- [Supplied material]
* * * * * * *

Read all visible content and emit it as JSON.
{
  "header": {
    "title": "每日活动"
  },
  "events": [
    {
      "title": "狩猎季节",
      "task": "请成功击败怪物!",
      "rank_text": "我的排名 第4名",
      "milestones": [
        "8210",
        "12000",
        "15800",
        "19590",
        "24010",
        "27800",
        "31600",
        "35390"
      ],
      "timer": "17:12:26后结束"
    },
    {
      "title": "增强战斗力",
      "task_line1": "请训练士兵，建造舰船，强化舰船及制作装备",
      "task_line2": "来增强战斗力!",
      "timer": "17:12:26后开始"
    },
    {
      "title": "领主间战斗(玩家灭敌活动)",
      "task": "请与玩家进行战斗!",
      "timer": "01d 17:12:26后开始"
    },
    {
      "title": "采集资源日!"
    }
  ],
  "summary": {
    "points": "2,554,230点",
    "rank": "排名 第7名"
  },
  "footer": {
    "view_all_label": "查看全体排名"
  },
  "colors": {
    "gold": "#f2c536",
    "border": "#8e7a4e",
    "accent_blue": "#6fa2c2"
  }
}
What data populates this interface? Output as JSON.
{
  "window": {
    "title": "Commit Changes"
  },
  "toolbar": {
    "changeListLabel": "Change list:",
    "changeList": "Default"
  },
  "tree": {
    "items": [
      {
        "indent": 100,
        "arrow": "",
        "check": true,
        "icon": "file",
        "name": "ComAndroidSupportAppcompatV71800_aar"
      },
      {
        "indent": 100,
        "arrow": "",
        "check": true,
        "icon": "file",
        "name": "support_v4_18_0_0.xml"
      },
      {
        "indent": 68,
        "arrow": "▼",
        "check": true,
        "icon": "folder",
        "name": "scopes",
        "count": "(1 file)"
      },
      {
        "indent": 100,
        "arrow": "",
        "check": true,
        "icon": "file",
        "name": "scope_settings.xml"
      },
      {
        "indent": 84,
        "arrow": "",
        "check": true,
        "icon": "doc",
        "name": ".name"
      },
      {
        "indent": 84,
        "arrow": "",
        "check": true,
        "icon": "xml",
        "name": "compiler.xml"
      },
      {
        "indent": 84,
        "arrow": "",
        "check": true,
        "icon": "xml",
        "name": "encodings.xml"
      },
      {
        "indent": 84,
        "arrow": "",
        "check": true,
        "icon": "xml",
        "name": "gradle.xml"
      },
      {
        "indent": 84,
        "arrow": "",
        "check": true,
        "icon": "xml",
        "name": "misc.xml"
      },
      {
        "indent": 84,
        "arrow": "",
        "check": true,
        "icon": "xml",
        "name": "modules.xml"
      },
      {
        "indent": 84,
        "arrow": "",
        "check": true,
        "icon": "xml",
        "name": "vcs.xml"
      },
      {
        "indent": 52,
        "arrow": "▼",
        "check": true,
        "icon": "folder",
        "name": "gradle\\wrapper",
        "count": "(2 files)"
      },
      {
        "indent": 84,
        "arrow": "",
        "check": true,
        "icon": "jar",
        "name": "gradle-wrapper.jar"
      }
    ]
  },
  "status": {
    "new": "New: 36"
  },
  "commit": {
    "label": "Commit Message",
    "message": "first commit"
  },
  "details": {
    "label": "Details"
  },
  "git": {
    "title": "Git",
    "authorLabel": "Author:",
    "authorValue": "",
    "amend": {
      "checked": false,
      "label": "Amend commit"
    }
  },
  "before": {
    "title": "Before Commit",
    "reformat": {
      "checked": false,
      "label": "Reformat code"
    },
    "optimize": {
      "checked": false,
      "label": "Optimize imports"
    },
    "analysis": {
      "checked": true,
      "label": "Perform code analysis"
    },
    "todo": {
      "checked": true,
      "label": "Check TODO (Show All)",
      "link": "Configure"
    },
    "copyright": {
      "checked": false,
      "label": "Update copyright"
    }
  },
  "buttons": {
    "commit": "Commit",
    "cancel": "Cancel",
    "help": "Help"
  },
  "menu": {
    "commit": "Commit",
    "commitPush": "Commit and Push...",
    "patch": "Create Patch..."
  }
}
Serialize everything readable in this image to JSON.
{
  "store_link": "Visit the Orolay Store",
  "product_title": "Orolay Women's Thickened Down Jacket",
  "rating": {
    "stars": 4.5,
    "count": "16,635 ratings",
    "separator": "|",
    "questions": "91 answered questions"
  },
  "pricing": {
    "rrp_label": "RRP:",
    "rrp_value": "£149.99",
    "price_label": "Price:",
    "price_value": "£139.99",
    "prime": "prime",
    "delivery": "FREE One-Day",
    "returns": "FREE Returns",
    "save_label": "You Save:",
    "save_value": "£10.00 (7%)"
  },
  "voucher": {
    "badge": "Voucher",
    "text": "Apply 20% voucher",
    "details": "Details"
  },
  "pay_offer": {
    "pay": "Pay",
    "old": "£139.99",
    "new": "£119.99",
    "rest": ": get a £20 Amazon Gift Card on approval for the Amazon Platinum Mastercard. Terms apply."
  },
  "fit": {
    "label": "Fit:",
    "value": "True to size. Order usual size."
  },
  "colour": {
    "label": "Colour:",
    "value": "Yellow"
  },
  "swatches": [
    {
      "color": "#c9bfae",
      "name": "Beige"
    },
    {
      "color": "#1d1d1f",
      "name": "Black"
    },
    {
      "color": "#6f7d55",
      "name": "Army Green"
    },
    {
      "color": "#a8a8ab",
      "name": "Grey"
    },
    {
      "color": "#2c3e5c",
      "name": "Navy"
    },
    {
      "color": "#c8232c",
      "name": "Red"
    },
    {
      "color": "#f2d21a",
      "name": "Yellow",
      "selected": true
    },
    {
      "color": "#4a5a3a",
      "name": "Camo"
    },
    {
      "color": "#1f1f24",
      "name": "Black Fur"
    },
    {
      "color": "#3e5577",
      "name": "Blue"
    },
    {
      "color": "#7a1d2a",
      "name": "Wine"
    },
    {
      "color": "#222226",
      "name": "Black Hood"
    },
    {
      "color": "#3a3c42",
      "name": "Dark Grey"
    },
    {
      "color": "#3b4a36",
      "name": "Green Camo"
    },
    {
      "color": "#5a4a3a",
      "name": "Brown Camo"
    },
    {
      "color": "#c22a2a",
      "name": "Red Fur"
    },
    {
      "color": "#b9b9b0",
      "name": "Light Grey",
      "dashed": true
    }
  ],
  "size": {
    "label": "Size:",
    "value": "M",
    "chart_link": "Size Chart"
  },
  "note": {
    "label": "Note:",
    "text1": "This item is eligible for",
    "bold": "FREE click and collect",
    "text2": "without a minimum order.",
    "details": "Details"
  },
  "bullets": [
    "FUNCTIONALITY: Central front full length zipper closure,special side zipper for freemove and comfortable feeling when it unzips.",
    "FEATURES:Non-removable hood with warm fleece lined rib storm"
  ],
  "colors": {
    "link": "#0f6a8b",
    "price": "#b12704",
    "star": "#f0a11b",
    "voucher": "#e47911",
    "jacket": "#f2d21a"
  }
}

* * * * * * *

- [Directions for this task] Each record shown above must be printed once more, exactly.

- [Task answer]
Read all visible content and emit it as JSON.
{
  "header": {
    "title": "每日活动"
  },
  "events": [
    {
      "title": "狩猎季节",
      "task": "请成功击败怪物!",
      "rank_text": "我的排名 第4名",
      "milestones": [
        "8210",
        "12000",
        "15800",
        "19590",
        "24010",
        "27800",
        "31600",
        "35390"
      ],
      "timer": "17:12:26后结束"
    },
    {
      "title": "增强战斗力",
      "task_line1": "请训练士兵，建造舰船，强化舰船及制作装备",
      "task_line2": "来增强战斗力!",
      "timer": "17:12:26后开始"
    },
    {
      "title": "领主间战斗(玩家灭敌活动)",
      "task": "请与玩家进行战斗!",
      "timer": "01d 17:12:26后开始"
    },
    {
      "title": "采集资源日!"
    }
  ],
  "summary": {
    "points": "2,554,230点",
    "rank": "排名 第7名"
  },
  "footer": {
    "view_all_label": "查看全体排名"
  },
  "colors": {
    "gold": "#f2c536",
    "border": "#8e7a4e",
    "accent_blue": "#6fa2c2"
  }
}
What data populates this interface? Output as JSON.
{
  "window": {
    "title": "Commit Changes"
  },
  "toolbar": {
    "changeListLabel": "Change list:",
    "changeList": "Default"
  },
  "tree": {
    "items": [
      {
        "indent": 100,
        "arrow": "",
        "check": true,
        "icon": "file",
        "name": "ComAndroidSupportAppcompatV71800_aar"
      },
      {
        "indent": 100,
        "arrow": "",
        "check": true,
        "icon": "file",
        "name": "support_v4_18_0_0.xml"
      },
      {
        "indent": 68,
        "arrow": "▼",
        "check": true,
        "icon": "folder",
        "name": "scopes",
        "count": "(1 file)"
      },
      {
        "indent": 100,
        "arrow": "",
        "check": true,
        "icon": "file",
        "name": "scope_settings.xml"
      },
      {
        "indent": 84,
        "arrow": "",
        "check": true,
        "icon": "doc",
        "name": ".name"
      },
      {
        "indent": 84,
        "arrow": "",
        "check": true,
        "icon": "xml",
        "name": "compiler.xml"
      },
      {
        "indent": 84,
        "arrow": "",
        "check": true,
        "icon": "xml",
        "name": "encodings.xml"
      },
      {
        "indent": 84,
        "arrow": "",
        "check": true,
        "icon": "xml",
        "name": "gradle.xml"
      },
      {
        "indent": 84,
        "arrow": "",
        "check": true,
        "icon": "xml",
        "name": "misc.xml"
      },
      {
        "indent": 84,
        "arrow": "",
        "check": true,
        "icon": "xml",
        "name": "modules.xml"
      },
      {
        "indent": 84,
        "arrow": "",
        "check": true,
        "icon": "xml",
        "name": "vcs.xml"
      },
      {
        "indent": 52,
        "arrow": "▼",
        "check": true,
        "icon": "folder",
        "name": "gradle\\wrapper",
        "count": "(2 files)"
      },
      {
        "indent": 84,
        "arrow": "",
        "check": true,
        "icon": "jar",
        "name": "gradle-wrapper.jar"
      }
    ]
  },
  "status": {
    "new": "New: 36"
  },
  "commit": {
    "label": "Commit Message",
    "message": "first commit"
  },
  "details": {
    "label": "Details"
  },
  "git": {
    "title": "Git",
    "authorLabel": "Author:",
    "authorValue": "",
    "amend": {
      "checked": false,
      "label": "Amend commit"
    }
  },
  "before": {
    "title": "Before Commit",
    "reformat": {
      "checked": false,
      "label": "Reformat code"
    },
    "optimize": {
      "checked": false,
      "label": "Optimize imports"
    },
    "analysis": {
      "checked": true,
      "label": "Perform code analysis"
    },
    "todo": {
      "checked": true,
      "label": "Check TODO (Show All)",
      "link": "Configure"
    },
    "copyright": {
      "checked": false,
      "label": "Update copyright"
    }
  },
  "buttons": {
    "commit": "Commit",
    "cancel": "Cancel",
    "help": "Help"
  },
  "menu": {
    "commit": "Commit",
    "commitPush": "Commit and Push...",
    "patch": "Create Patch..."
  }
}
Serialize everything readable in this image to JSON.
{
  "store_link": "Visit the Orolay Store",
  "product_title": "Orolay Women's Thickened Down Jacket",
  "rating": {
    "stars": 4.5,
    "count": "16,635 ratings",
    "separator": "|",
    "questions": "91 answered questions"
  },
  "pricing": {
    "rrp_label": "RRP:",
    "rrp_value": "£149.99",
    "price_label": "Price:",
    "price_value": "£139.99",
    "prime": "prime",
    "delivery": "FREE One-Day",
    "returns": "FREE Returns",
    "save_label": "You Save:",
    "save_value": "£10.00 (7%)"
  },
  "voucher": {
    "badge": "Voucher",
    "text": "Apply 20% voucher",
    "details": "Details"
  },
  "pay_offer": {
    "pay": "Pay",
    "old": "£139.99",
    "new": "£119.99",
    "rest": ": get a £20 Amazon Gift Card on approval for the Amazon Platinum Mastercard. Terms apply."
  },
  "fit": {
    "label": "Fit:",
    "value": "True to size. Order usual size."
  },
  "colour": {
    "label": "Colour:",
    "value": "Yellow"
  },
  "swatches": [
    {
      "color": "#c9bfae",
      "name": "Beige"
    },
    {
      "color": "#1d1d1f",
      "name": "Black"
    },
    {
      "color": "#6f7d55",
      "name": "Army Green"
    },
    {
      "color": "#a8a8ab",
      "name": "Grey"
    },
    {
      "color": "#2c3e5c",
      "name": "Navy"
    },
    {
      "color": "#c8232c",
      "name": "Red"
    },
    {
      "color": "#f2d21a",
      "name": "Yellow",
      "selected": true
    },
    {
      "color": "#4a5a3a",
      "name": "Camo"
    },
    {
      "color": "#1f1f24",
      "name": "Black Fur"
    },
    {
      "color": "#3e5577",
      "name": "Blue"
    },
    {
      "color": "#7a1d2a",
      "name": "Wine"
    },
    {
      "color": "#222226",
      "name": "Black Hood"
    },
    {
      "color": "#3a3c42",
      "name": "Dark Grey"
    },
    {
      "color": "#3b4a36",
      "name": "Green Camo"
    },
    {
      "color": "#5a4a3a",
      "name": "Brown Camo"
    },
    {
      "color": "#c22a2a",
      "name": "Red Fur"
    },
    {
      "color": "#b9b9b0",
      "name": "Light Grey",
      "dashed": true
    }
  ],
  "size": {
    "label": "Size:",
    "value": "M",
    "chart_link": "Size Chart"
  },
  "note": {
    "label": "Note:",
    "text1": "This item is eligible for",
    "bold": "FREE click and collect",
    "text2": "without a minimum order.",
    "details": "Details"
  },
  "bullets": [
    "FUNCTIONALITY: Central front full length zipper closure,special side zipper for freemove and comfortable feeling when it unzips.",
    "FEATURES:Non-removable hood with warm fleece lined rib storm"
  ],
  "colors": {
    "link": "#0f6a8b",
    "price": "#b12704",
    "star": "#f0a11b",
    "voucher": "#e47911",
    "jacket": "#f2d21a"
  }
}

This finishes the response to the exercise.